As the first black player and Captain of the Poly Preparatory team, Head Coach Leon Modeste has seen football transform into a game built on the foundations of diversity and community. His career spans decades — Coach Modeste began playing football in the seventh grade, has served as Andover Football’s Head Coach since 1987, and has overseen many championship wins.
Coach Modeste said, “I played football at Springfield College, coached football back at Poly and then at Columbia University, and then I came here. It’s been a great run. I love the game and I know that people are working to make it safer and that’s great. [Football has] always been, I think, one of the most diverse games.”
Modeste said the sport’s diversity is what has continued to inspire him and his passion for the game.

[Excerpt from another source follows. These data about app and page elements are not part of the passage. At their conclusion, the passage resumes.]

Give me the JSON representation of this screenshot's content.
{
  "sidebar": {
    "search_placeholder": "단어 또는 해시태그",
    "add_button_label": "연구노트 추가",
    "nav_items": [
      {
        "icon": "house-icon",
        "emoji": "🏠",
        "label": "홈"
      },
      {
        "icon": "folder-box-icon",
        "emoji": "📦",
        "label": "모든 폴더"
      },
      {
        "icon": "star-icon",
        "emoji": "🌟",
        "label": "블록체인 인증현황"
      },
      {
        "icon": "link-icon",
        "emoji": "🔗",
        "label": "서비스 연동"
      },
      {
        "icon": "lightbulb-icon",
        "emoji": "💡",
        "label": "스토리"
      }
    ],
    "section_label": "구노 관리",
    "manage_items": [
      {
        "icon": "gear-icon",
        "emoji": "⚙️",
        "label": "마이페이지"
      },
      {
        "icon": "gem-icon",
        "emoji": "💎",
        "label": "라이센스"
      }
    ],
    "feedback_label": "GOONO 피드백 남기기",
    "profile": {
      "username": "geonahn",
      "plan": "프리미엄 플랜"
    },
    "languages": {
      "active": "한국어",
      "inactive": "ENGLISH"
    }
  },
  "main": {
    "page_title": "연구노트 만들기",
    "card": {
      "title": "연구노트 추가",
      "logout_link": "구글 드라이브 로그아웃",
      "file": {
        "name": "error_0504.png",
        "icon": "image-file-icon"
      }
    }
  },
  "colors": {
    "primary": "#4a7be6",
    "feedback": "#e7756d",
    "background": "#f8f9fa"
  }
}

“In a lot of the other sports, you see a certain type of person. [In] football, you see all kinds of people from different backgrounds, different regions, different colors. That’s why I love it. You really need everybody to be working on the same page, with the same mission, like any great team,” said Coach Modeste. “On my football team when I first got to Poly, I was the only black guy. I was the first black captain, but that was showing Poly was changing, it was becoming a more diverse school, and you see that here [at Andover as well].”
“Our football team is very diverse, you look at the Patriots, it’s very diverse. Football, of all the pro sports, is the most diverse. You’re just playing for the same color jersey, and I’d say our team, we always call it a band of brothers and we always call it a family. Football is family. Because you need to rely on the guy next to you. You need to rely on the coach next to you, right to the managers, it’s all a unit,” said Coach Modeste.
Coach Modeste works to create a strong community of athletes using Andover’s motto, ‘Non Sibi.’ He said that upon his arrival, Coach Modeste was immediately inspired to use this message as a motto for the team.
“When I came to Andover… they told me that the school’s motto is ‘Non Sibi,’ well that should be every team in the world’s motto. We have it on our jerseys because what could be better than that for a team. If that’s the school value, then that’s my team value, and they’re gonna live by that code. It might be the best life code that there is- not for self. It’s about the community, it’s about the team, it’s about the class, it’s not just about me,” said Coach Modeste.
For newcomer Will Litton ’19, the importance Coach Modeste places on ‘Non Sibi’ allowed him to quickly adjust to the team.
Litton said, “As a new player, one of my biggest worries was being able to adjust to a new coaching style. This worry was quickly put to rest as Coach Mo values a good relationship with his players and encourages us to ask questions and discuss strategy with him. He stresses team unity and he empathizes that we must work together for a common goal: to play for each other, not ourselves.”
Coach Modeste sees his players as not only athletes, but also as students and leaders of the team. He said he trusts his players’ calls, and relies on their knowledge as the people on the field.
“I get to know my kids and I also allow my kids to own the game, own the game plan. My days of playing are over, so if my quarterback sees something, I don’t care if it’s our Post-Graduate or our [Lower], I’m gonna trust him. I’m gonna trust he’s made a decision based on his knowledge of the game and we’re gonna go and run behind him,” said Coach Modeste.
According to Co-Captain Adam Cohen ’18, Coach Modeste’s leadership and trust have allowed him to serve as a better captain and to develop as a player.
“When I first came here, he really showed me a lot of technical help. He told me that I was going to have to play starting linebacker in the first game and I didn’t think I was quite prepared for that, so he showed me how to look at the offenses. I didn’t really know much about the game, but he’s really helped me get better,” said Cohen.
Modeste’s trusting leadership and guidance also extends beyond the field. He stresses that each and every player is more than just an athlete, according to Litton.
“Coach Mo helps us all the time but a specific moment that comes to mind was when he gave me advice for a history class. He truly believes that was are student athletes not athlete students. He always says ‘What we do off the field is more important than what we do on it,’” said Litton.
For Coach Modeste, one of his favorite parts of being a coach is the feedback he receives years later from the many players he’s mentored over the years.
Coach Modeste said, “The thing that every old coach likes is when you get emails and letters from your old players, 25 years later, [about] how you affected their lives in a positive way. You know that’s the bread, that’s the icing on the cake and it happens, and it happens out of clear blue you’ll get an email from a kid you haven’t even thought of for awhile, and he’ll say ‘coach I really want to thank you’ and they’ll remember little events that I won’t remember, but it really helped them focus on something. A lot of times, it’s not even in the game of football, it’s in the game of life. So that’s when your heart is really warm.”